What does it take to get 5,000 or 10,000 into the street? The essential problem in doing so is twofold.

  1. The bulk of those who are most severely disenfranchised are consequently neither adequately aware of the immediate opportunity nor are they robust enough for the conflict.
  2. Most of those about to slip from their relatively comfortable middle order positions are unaware of the true nature of their precariousness. They reflexively, even cravenly, conform to orthodoxy as a protection within their growing difficulties and uncertainty. They are utterly unaware of the lack of real substance in this orthodoxy.

Anyone who is not thus encumbered should be on the street, adding to a tangible mass of growing dissent. If, and only if, the elite's successive repressions generate even greater groundswells in response to each excess, will they begin to doubt and to falter upon their next move.

With such faltering, and a steadily growing popular mass, will come a gradual succession into active support from the two groups noted above. If you can add yourself to this transitional mass, you are doing the work of angels. Even more so if you can encourage others to also do so, especially if they exhibit a more diverse demographic than the current 'protester' norm.

I would like to see some of the rank and file "grown ups" and more senior citizens from the suburbs with the young people but which is harder- to persuade young people that older middle class people share their concern and their fate or to persuade older middle class people that they have much in common with the concerns of these protesters?

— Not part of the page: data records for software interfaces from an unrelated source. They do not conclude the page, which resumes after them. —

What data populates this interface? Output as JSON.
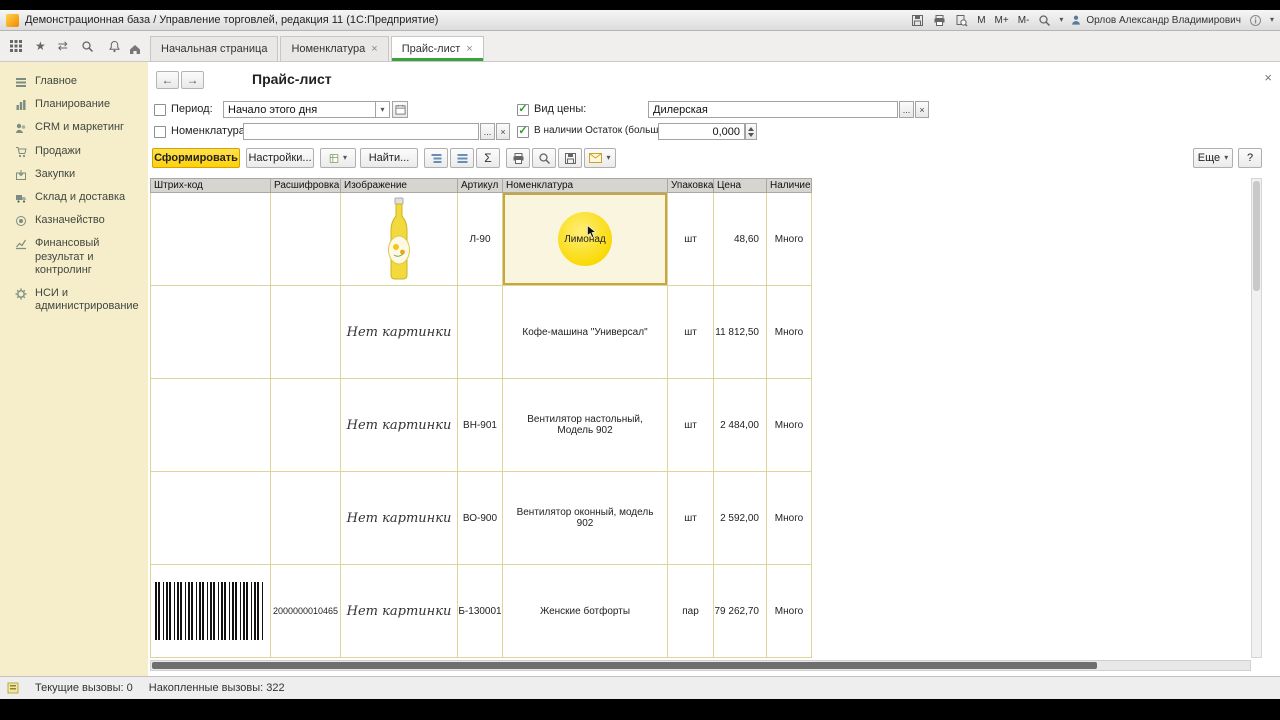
{
  "window": {
    "title": "Демонстрационная база / Управление торговлей, редакция 11 (1С:Предприятие)",
    "memory": [
      "M",
      "M+",
      "M-"
    ],
    "user": "Орлов Александр Владимирович"
  },
  "glyphs": {
    "back": "←",
    "forward": "→",
    "swap": "⇄",
    "star": "★",
    "caret": "▾",
    "close": "×",
    "ellipsis": "...",
    "sum": "Σ",
    "check": "✓"
  },
  "tabs": {
    "items": [
      {
        "label": "Начальная страница"
      },
      {
        "label": "Номенклатура"
      },
      {
        "label": "Прайс-лист"
      }
    ]
  },
  "sidebar": {
    "items": [
      {
        "label": "Главное"
      },
      {
        "label": "Планирование"
      },
      {
        "label": "CRM и маркетинг"
      },
      {
        "label": "Продажи"
      },
      {
        "label": "Закупки"
      },
      {
        "label": "Склад и доставка"
      },
      {
        "label": "Казначейство"
      },
      {
        "label": "Финансовый результат и контролинг"
      },
      {
        "label": "НСИ и администрирование"
      }
    ]
  },
  "page": {
    "title": "Прайс-лист"
  },
  "filters": {
    "period_label": "Период:",
    "period_value": "Начало этого дня",
    "nomenclature_label": "Номенклатура:",
    "nomenclature_value": "",
    "price_type_label": "Вид цены:",
    "price_type_value": "Дилерская",
    "stock_label": "В наличии Остаток (больше):",
    "stock_value": "0,000"
  },
  "toolbar": {
    "generate": "Сформировать",
    "settings": "Настройки...",
    "find": "Найти...",
    "more": "Еще",
    "help": "?"
  },
  "table": {
    "columns": [
      "Штрих-код",
      "Расшифровка",
      "Изображение",
      "Артикул",
      "Номенклатура",
      "Упаковка",
      "Цена",
      "Наличие"
    ],
    "no_image_text": "Нет картинки",
    "rows": [
      {
        "decode": "",
        "article": "Л-90",
        "name": "Лимонад",
        "pack": "шт",
        "price": "48,60",
        "stock": "Много"
      },
      {
        "decode": "",
        "article": "",
        "name": "Кофе-машина \"Универсал\"",
        "pack": "шт",
        "price": "11 812,50",
        "stock": "Много"
      },
      {
        "decode": "",
        "article": "ВН-901",
        "name": "Вентилятор настольный, Модель 902",
        "pack": "шт",
        "price": "2 484,00",
        "stock": "Много"
      },
      {
        "decode": "",
        "article": "ВО-900",
        "name": "Вентилятор оконный, модель 902",
        "pack": "шт",
        "price": "2 592,00",
        "stock": "Много"
      },
      {
        "decode": "2000000010465",
        "article": "Б-130001",
        "name": "Женские ботфорты",
        "pack": "пар",
        "price": "79 262,70",
        "stock": "Много"
      }
    ]
  },
  "statusbar": {
    "current": "Текущие вызовы: 0",
    "accumulated": "Накопленные вызовы: 322"
  }
}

The main difference between the 2 groups is that many or most of the older group will have experienced financial security but will lose it and the young people will never have it.